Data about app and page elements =
BEGIN

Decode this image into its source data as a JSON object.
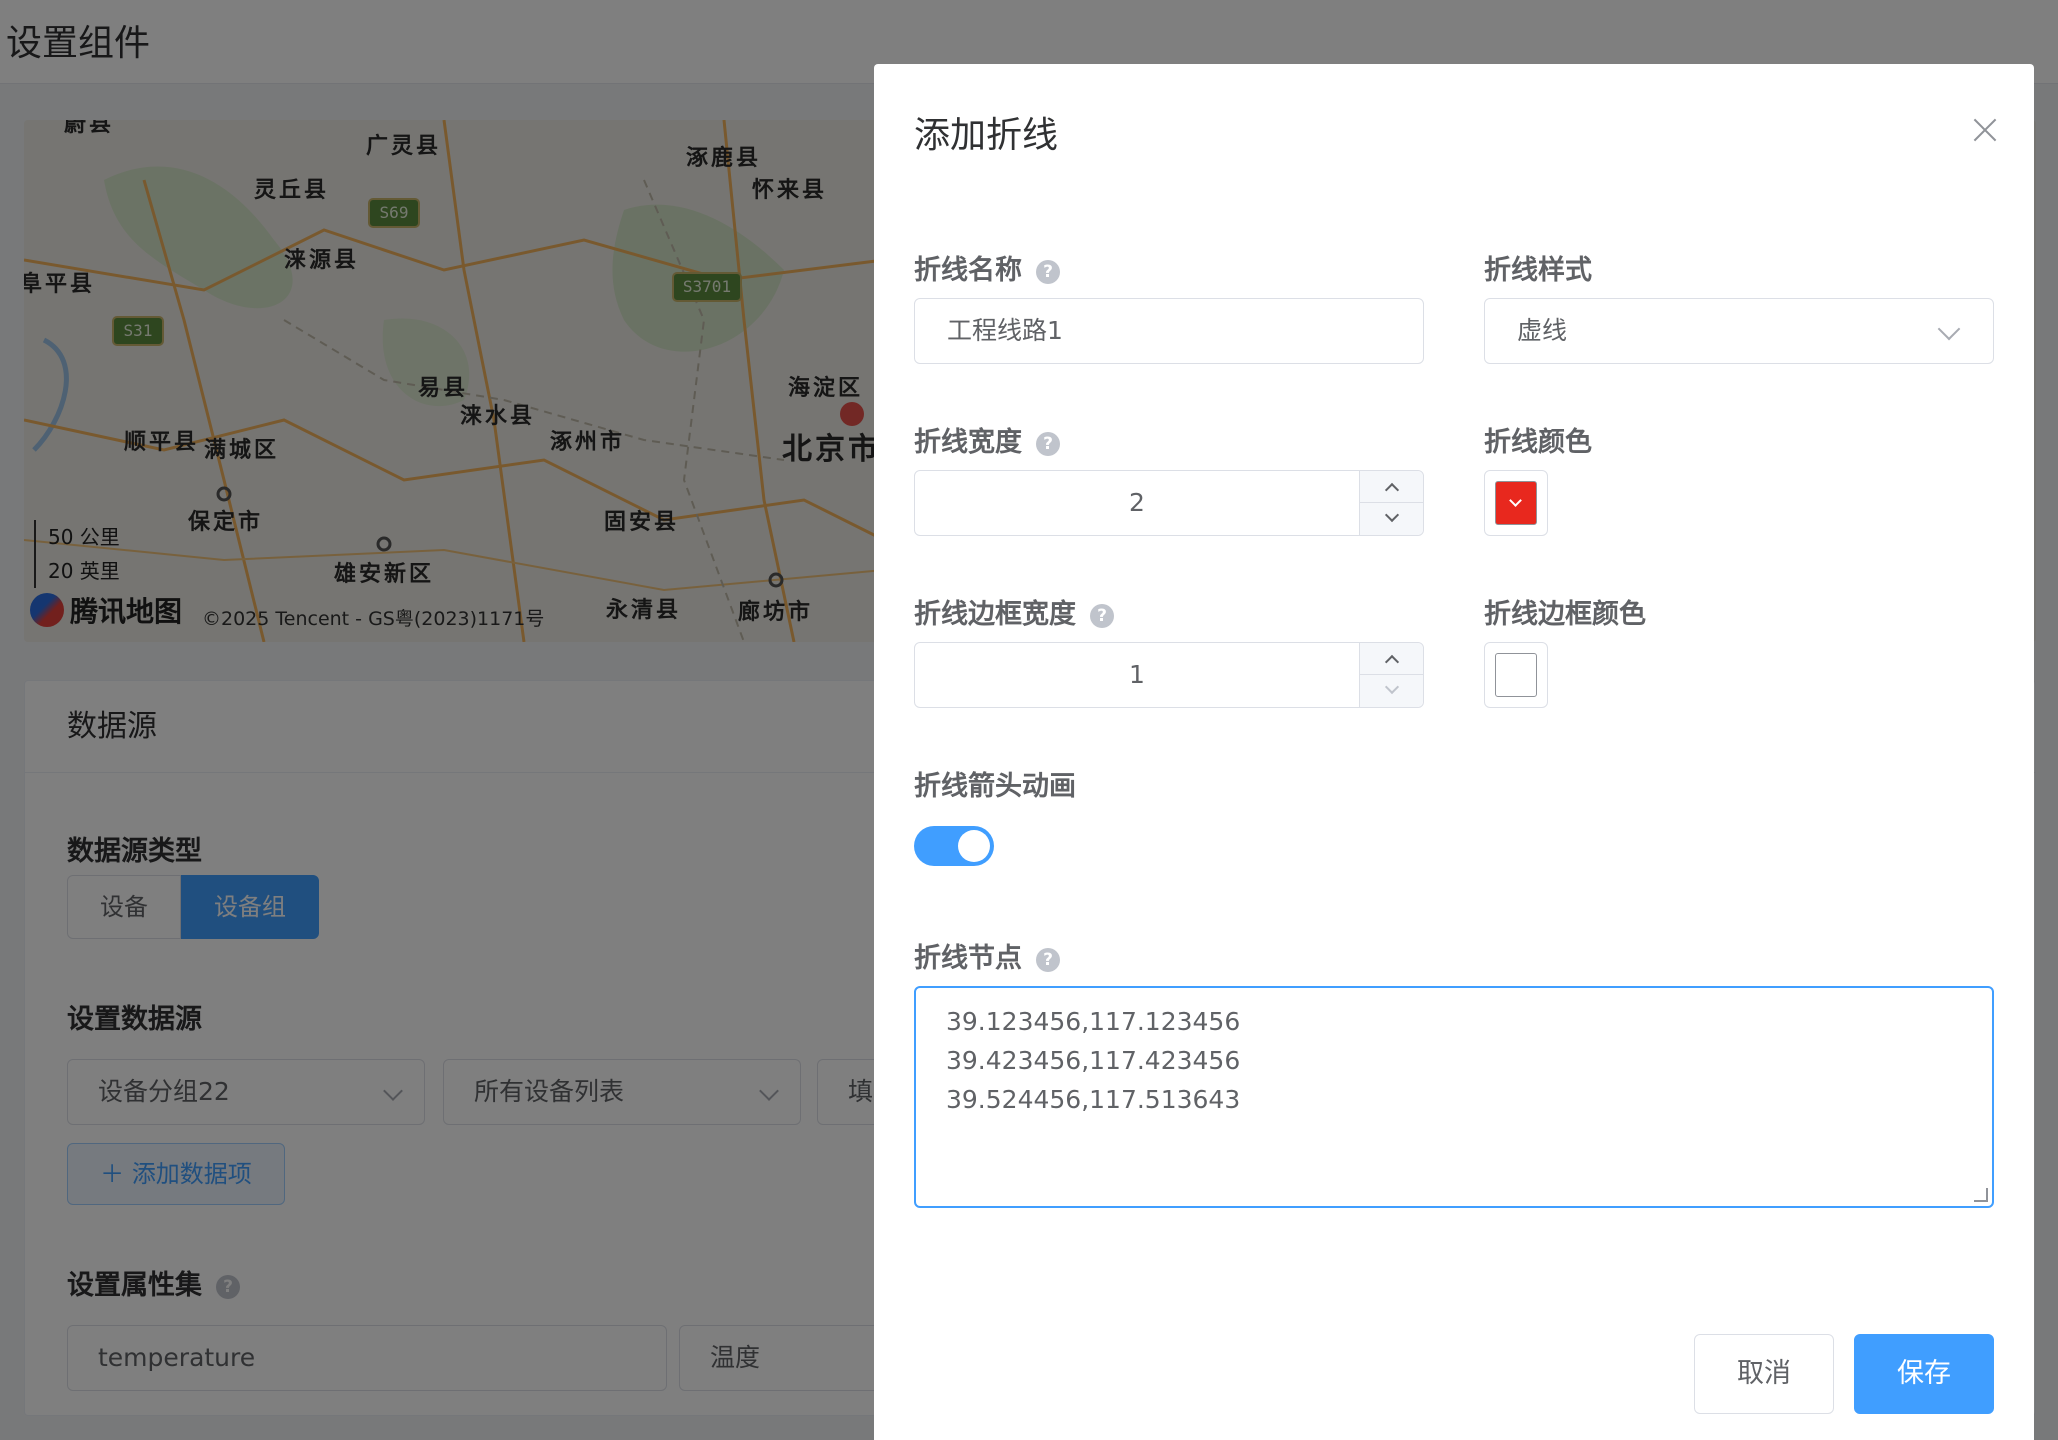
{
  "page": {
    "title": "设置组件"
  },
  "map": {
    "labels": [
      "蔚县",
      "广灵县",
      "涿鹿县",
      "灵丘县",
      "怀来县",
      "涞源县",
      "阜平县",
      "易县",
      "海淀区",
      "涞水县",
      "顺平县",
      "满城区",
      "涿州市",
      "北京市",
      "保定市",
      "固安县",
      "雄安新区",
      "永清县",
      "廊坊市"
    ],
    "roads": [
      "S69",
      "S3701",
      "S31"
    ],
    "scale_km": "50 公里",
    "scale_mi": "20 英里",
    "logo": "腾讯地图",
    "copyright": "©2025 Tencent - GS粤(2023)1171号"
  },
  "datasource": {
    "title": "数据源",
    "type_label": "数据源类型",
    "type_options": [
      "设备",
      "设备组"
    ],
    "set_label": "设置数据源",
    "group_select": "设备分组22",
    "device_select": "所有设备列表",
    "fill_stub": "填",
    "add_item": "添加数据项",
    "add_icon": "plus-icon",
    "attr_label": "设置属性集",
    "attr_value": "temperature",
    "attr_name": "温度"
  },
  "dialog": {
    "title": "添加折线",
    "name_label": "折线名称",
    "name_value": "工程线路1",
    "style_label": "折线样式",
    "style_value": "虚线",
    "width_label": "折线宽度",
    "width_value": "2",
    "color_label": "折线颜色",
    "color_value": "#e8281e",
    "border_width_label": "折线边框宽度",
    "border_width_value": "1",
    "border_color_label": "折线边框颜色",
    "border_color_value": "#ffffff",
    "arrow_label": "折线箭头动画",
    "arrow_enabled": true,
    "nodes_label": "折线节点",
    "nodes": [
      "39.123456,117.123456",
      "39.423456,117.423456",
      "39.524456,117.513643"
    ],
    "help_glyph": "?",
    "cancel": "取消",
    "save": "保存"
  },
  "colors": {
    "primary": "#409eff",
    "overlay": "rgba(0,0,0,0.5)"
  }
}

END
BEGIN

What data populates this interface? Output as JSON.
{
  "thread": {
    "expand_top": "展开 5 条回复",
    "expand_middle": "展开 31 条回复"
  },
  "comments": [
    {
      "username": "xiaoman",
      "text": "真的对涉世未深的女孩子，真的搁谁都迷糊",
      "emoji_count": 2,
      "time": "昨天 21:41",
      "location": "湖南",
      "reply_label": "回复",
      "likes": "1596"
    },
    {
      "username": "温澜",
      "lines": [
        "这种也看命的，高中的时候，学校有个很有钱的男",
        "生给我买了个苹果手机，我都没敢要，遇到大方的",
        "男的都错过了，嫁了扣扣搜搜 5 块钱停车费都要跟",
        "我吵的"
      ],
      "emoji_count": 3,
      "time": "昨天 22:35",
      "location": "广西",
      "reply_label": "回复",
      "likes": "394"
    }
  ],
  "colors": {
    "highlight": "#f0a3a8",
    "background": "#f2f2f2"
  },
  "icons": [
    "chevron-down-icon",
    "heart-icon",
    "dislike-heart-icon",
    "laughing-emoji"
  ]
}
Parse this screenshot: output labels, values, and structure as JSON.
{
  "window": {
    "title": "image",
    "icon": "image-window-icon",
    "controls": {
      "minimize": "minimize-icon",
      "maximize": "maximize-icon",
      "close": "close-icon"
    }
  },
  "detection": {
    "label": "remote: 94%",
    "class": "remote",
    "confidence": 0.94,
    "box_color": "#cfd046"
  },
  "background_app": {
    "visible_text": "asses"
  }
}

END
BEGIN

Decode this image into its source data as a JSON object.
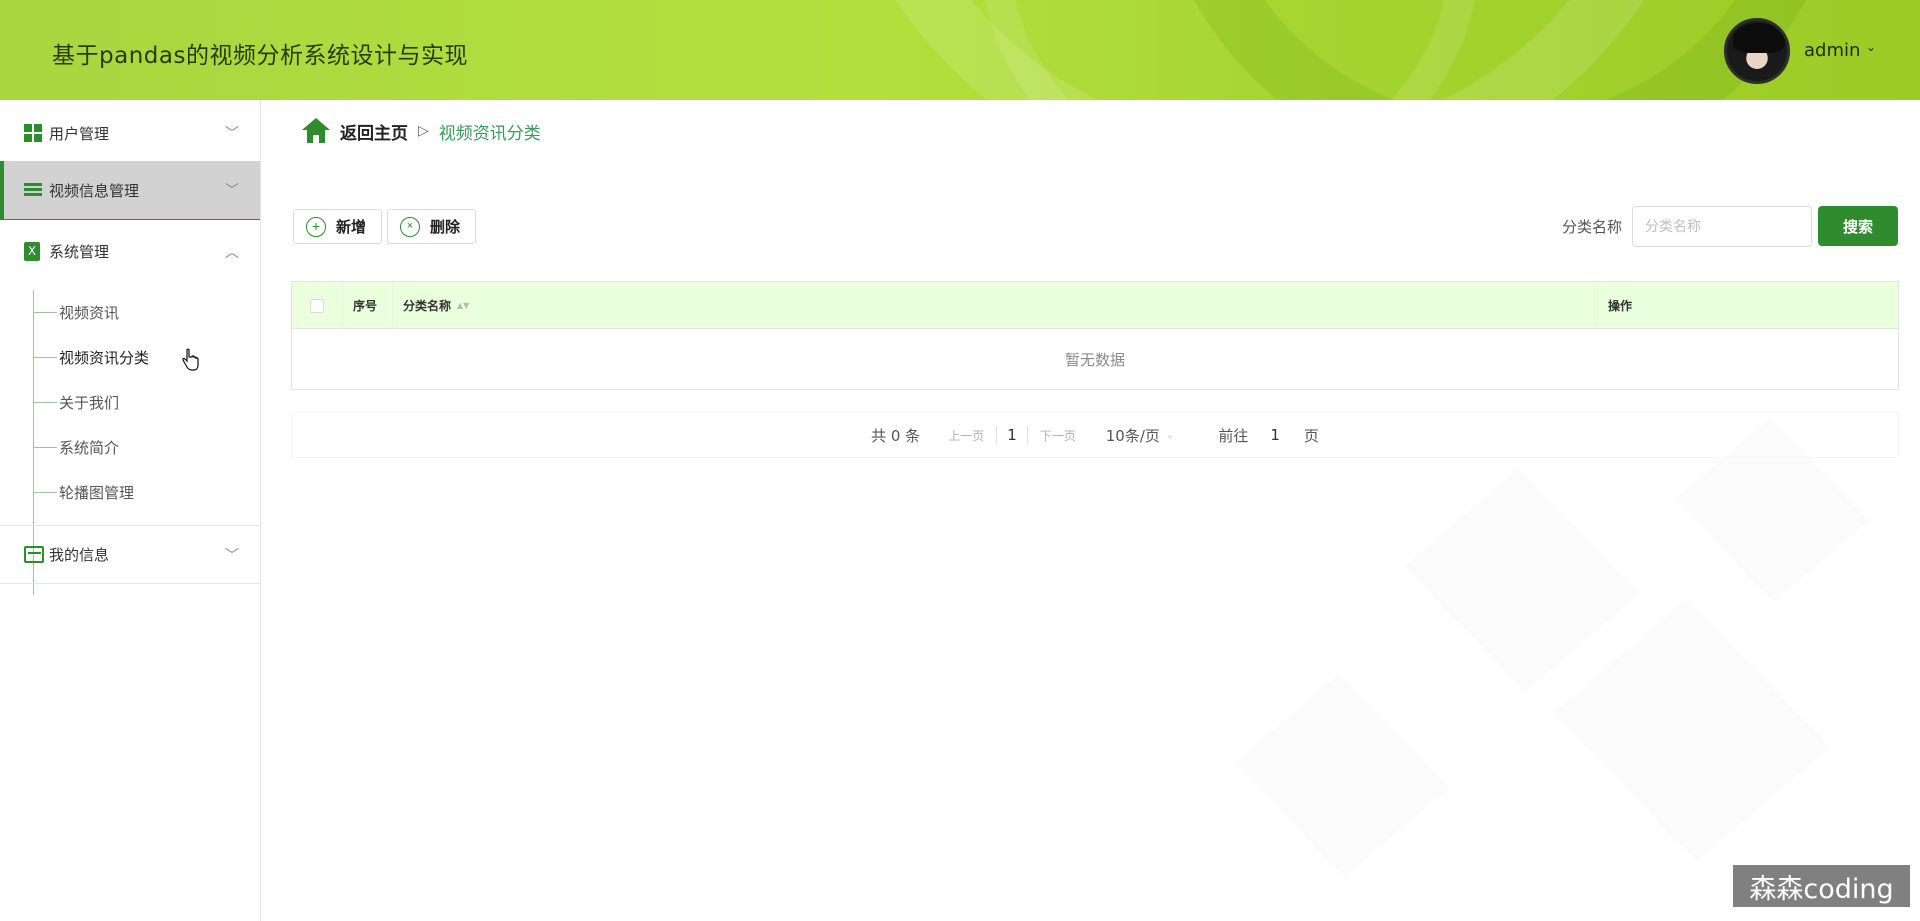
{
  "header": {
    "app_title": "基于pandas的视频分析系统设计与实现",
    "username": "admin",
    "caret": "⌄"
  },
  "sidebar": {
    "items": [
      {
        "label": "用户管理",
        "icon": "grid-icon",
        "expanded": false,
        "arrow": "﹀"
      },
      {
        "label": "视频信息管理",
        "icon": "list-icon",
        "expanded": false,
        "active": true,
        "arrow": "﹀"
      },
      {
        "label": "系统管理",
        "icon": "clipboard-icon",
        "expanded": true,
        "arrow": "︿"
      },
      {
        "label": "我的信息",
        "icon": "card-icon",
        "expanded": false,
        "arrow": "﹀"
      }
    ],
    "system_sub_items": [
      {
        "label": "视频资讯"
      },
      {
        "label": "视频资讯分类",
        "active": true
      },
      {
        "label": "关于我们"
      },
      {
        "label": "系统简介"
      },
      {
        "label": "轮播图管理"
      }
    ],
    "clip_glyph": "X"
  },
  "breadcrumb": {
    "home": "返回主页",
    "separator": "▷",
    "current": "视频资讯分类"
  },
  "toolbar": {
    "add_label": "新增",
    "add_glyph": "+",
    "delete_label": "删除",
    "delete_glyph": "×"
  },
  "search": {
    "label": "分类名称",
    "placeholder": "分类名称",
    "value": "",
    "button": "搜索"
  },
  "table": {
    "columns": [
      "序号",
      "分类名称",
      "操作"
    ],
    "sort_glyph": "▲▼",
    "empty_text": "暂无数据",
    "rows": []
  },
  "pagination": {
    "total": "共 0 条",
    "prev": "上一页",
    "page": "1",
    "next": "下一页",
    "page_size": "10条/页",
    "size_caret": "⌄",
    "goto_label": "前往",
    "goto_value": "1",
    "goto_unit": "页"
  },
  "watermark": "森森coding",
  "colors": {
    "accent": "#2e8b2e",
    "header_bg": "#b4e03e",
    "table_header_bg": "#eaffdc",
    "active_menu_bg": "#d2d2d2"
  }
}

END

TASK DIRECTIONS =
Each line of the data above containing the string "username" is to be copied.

RESPONSE =
      "username": "xiaoman",
      "username": "温澜",
    "username": "admin",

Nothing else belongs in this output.